It’s been over 5 years since I last blogged about trace flags, so it seems a post on the topic is in order.
If a trace flag is undocumented, it means it is unsupported and not guaranteed. It can go away at any time, even from one service pack to the next. If a trace flag doesn’t work the way the person who told you about said it should work, there is no help for that. It is undocumented.
Trace flags change SQL Server’s behavior. They are toggles, that can be turned on or off. When they are on, they force SQL Server to do things differently. Sometimes just a little bit differently, sometimes a LOT differently. Some are very harmless, such as 3604 which allows SQL Server to return output from certain undocumented DBCC commands to return output to the client.
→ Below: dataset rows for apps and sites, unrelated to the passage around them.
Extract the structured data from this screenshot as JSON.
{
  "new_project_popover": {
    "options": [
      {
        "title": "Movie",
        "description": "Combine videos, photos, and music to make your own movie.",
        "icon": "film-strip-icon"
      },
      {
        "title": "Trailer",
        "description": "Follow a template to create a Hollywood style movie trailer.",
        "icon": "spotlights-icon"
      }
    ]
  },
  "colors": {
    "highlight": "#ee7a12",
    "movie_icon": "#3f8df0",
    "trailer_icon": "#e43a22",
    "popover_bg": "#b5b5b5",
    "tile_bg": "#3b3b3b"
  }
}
You need to use this flag if you’re going to use the DBCC PAGE command, which I talk about a lot in my writings and in my SQL Server Internals classes.
However, there are other trace flags that change SQL Server behavior a LOT. The SQL Server developers at Microsoft create trace flags for lots of reasons, usually to force some sort of non-standard behavior. This might be so the developers can test the feature during development, or so that the support engineers can turn a feature off – either to confirm that the feature was causing a problem. These are usually not changes that you would want to make to your own SQL Server in a normal environment.
But with so many undocumented trace flags, the question frequently arises “Why aren’t MORE trace flags documented?”
Here are some of the reasons:
-- Once a trace flag is official publicly documented, people will start to use it. And people will also start to misuse it. Microsoft needs to consider whether dealing with the misuse will be worse than the problems due to the lack of that particular trace flag.
-- Before a trace flag is documented, it must be thoroughly tested. FULLY. Across all SKUs, all security environments, all performance conditions. And that is not easy. A trace flag added for one particular situation or one rare bug is usually not tested to the full extent that documented features are. So it will stay undocumented.
-- Once a trace flag is added, it must be supported, into the future. And can’t be removed without officially deprecating it, at least one full version in advance. Some trace flags are known to have a limited potential usefulness, documenting them will force them to be maintained even when they’re no longer useful.
-- Because most of the undocumented trace flags are created for a limited set of circumstances, they are not tested in conjunction with other trace flags. In order to be fully tested, each trace flag would have to be tested in combination with every other trace flag. And if a particular combination of trace flags was not pretty, which of the trace flags involved should be left undocumented? It would be really hard to tell, even after spending all the time on all the testing.
The bar for Microsoft actually documenting a trace flag is therefore quite high. And sometimes if a feature introduced by trace flag is really needed, it will just become part of the product, or added using a different interface, such as a configuration option or database property.
But Microsoft does document new trace flags. If you look at the history of Books Online to see the number of documented trace flags, you can see the increase:
-- SQL Server 2005: 10 trace flags
-- SQL Server 2008: 13 trace flags
-- SQL Server 2008 R2: 15 trace flags
-- SQL Server 2012: 19 trace flags
So if you read about an undocumented trace flag, and you think it might be useful for you, be very careful when testing it. And if your careful testing shows it IS useful, let Microsoft know.
But if your testing shows it isn’t useful, or is actually harmful, you don’t need to let Microsoft know. They probably already know. After all, it’s undocumented.